It may not be easy to get a community excited about solid waste and green buildings, but the City of Santa Monica aims to try with 10Fest.
Designed to bring the idea of sustainability to the forefront while providing a good time, 10Fest celebrates the tenth anniversary of Santa Monica’s Sustainable City Plan, according to city officials.
Taking place at various locations around Santa Monica, the festival of events and activities runs from Monday, September 27th, through Sunday, October 3rd.
“We want to have some fun with a topic that’s somewhat misunderstood,” explains Dean Kubani, Santa Monica sustainable city coordinator.
“This festival is about sharing how little things add up to big successes,” he says.
Sustainability is related to the quality of life in a community and a sustainable city ensures that the city’s economy and society flourish without destroying the natural environment in the process, according to city officials.
Since the Santa Monica City Council adopted its groundbreaking policies ten years ago, the city has accomplished many things including building a facility to recycle urban runoff and saving one million tons of solid waste from going to landfills, city officials say.
Among the many 10Fest events city officials hope will inspire residents to make changes in their lives, are tours of Santa Monica green homes and commercial buildings, organic cooking demonstrations with taste treats and a free screening of “Super Size Me” at the Santa Monica Pier.
10Fest’s Family Health Fair will offer lots of activities for kids including touch tanks with live marine animals, tattoos and a treasure hunt, city event planners say.
Santa Monica police will pass out finger print kits to protect children and adults who can get a free health screening.
At Patagonia on Main Street, individuals, businesses and organizations that help spread sustainability practices throughout Santa Monica and beyond will be honored.
After being inspired by 10Fest, residents and businesses can take action by contacting the nonprofit organization Sustainable Works.
A project of Community Partners and funded by the City of Santa Monica Sustainable City Program, Sustainable Works has business and community greening programs.
According to Sustainable Works, the program teaches participants to reduce their environmental impact on the community and guides them in adopting a sustainable lifestyle.
The Sustainable Works Community Greening Program reaches out to residents of Santa Monica, and to college students, who form sustainable crews.
In the residential workshop residents review their usage of utilities, shopping, recycling and transportation habits and chemicals used.
A crew leader facilitates the group and the workshop culminates in ten recommendations for change.
“If each person can do the top three recommendations, it can have an impact on the community,” says Chantel Zimmerman, executive director of Sustainable Works.
The program for college students is similar to the residential program and 175 to 250 students per semester go through the program.
Students are required to do three hours of community service, go on field trips that enhance their understanding of sustainability as well as ride the bus to get used to an alternative form of transportation, according to Zimmerman.
Zimmerman says the college program is easily replicated and her goal is to get it into every community college in the state.
“College kids are just beginning to be head of household and this is when they set new behaviors and standards and ways of operating in their daily lives,” Zimmerman says.
“If people believe it’s important to conserve our resources, then getting this primer into community colleges is important because it can inspire action,” she adds.
With the Business Greening Program free to Santa Monica businesses, Sustainable Works assists businesses in identifying their environmental impact, generates a recommendation list and develops an implementation plan.
Vidiots, a video and DVD rental and sales business in Santa Monica, began recycling paper, cans, plastic and glass as part of the Business Greening Program.
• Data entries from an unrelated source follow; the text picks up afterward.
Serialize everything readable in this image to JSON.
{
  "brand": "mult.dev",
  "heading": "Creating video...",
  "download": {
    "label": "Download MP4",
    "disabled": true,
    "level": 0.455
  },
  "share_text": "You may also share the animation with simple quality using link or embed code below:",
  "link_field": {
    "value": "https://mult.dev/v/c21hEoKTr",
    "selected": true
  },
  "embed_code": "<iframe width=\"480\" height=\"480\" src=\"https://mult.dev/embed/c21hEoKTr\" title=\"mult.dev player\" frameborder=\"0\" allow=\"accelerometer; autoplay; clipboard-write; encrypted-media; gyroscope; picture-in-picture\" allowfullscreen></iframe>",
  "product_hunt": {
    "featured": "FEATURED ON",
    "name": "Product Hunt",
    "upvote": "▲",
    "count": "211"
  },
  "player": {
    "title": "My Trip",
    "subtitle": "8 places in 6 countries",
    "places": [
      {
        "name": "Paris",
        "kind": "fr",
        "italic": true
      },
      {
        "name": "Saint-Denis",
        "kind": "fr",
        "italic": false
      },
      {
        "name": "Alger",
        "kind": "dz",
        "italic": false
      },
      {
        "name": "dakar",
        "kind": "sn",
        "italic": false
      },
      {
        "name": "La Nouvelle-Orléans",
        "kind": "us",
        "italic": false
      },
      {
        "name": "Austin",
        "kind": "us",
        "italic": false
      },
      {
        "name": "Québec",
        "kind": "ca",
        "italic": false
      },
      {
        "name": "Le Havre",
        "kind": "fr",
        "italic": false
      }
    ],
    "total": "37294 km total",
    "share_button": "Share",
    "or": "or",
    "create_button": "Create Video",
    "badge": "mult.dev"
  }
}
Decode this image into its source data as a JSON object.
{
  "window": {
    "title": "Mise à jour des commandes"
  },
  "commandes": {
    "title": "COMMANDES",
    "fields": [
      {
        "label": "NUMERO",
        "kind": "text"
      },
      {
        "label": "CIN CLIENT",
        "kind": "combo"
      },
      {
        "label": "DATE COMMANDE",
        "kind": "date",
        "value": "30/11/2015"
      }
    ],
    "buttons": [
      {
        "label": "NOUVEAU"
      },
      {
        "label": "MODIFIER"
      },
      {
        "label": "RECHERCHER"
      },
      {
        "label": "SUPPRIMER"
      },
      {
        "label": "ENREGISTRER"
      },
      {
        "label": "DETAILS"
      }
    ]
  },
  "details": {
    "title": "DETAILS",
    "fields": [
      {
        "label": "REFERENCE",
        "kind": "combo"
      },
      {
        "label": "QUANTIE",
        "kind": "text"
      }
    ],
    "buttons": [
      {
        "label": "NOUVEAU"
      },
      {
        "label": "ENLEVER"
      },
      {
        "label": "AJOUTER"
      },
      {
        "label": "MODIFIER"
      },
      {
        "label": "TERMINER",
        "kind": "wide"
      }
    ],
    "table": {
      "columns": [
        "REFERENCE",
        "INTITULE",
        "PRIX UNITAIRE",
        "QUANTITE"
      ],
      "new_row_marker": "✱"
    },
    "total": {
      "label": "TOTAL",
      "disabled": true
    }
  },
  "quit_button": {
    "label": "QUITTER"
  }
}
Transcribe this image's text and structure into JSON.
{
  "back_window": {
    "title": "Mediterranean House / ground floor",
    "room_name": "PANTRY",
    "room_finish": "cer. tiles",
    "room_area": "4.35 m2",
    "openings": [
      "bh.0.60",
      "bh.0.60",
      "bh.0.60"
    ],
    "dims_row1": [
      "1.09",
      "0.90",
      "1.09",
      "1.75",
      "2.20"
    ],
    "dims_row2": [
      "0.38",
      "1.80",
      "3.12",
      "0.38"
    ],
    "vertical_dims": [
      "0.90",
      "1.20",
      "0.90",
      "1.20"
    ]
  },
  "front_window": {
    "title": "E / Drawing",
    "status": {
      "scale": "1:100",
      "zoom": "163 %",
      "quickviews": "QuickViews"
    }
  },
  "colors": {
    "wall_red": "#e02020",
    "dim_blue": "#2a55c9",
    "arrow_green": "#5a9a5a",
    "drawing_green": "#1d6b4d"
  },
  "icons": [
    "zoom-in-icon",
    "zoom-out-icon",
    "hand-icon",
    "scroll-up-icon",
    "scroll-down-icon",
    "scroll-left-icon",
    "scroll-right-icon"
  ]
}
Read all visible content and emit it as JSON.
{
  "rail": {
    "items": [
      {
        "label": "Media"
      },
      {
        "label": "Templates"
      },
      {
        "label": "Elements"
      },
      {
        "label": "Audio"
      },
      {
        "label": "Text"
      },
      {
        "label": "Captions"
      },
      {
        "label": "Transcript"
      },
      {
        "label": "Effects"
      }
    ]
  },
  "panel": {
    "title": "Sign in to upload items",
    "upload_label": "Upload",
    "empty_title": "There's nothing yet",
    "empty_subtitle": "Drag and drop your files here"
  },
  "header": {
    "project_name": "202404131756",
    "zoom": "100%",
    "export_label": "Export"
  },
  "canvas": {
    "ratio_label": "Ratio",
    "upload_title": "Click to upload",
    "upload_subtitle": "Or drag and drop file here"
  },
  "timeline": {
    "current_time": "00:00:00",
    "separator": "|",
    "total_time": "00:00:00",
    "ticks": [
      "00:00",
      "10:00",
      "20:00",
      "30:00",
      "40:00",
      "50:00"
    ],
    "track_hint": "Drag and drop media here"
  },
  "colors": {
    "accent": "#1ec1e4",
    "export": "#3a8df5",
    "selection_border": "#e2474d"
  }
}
Six months later records showed a 50 percent waste reduction resulting in a $450 savings in waste hauling costs, according to the Business Greening Program.
“Simple choices can have a profound impact,” says Zimmerman.
“Shut off the water when you brush your teeth, spend your money on organic products at places that treat workers well,” she adds.
“It’s your money, it’s your choice, let your money be your voice.”
Information, Sustainable Works, (310) 458-8716.
Julie Kirst can be reached at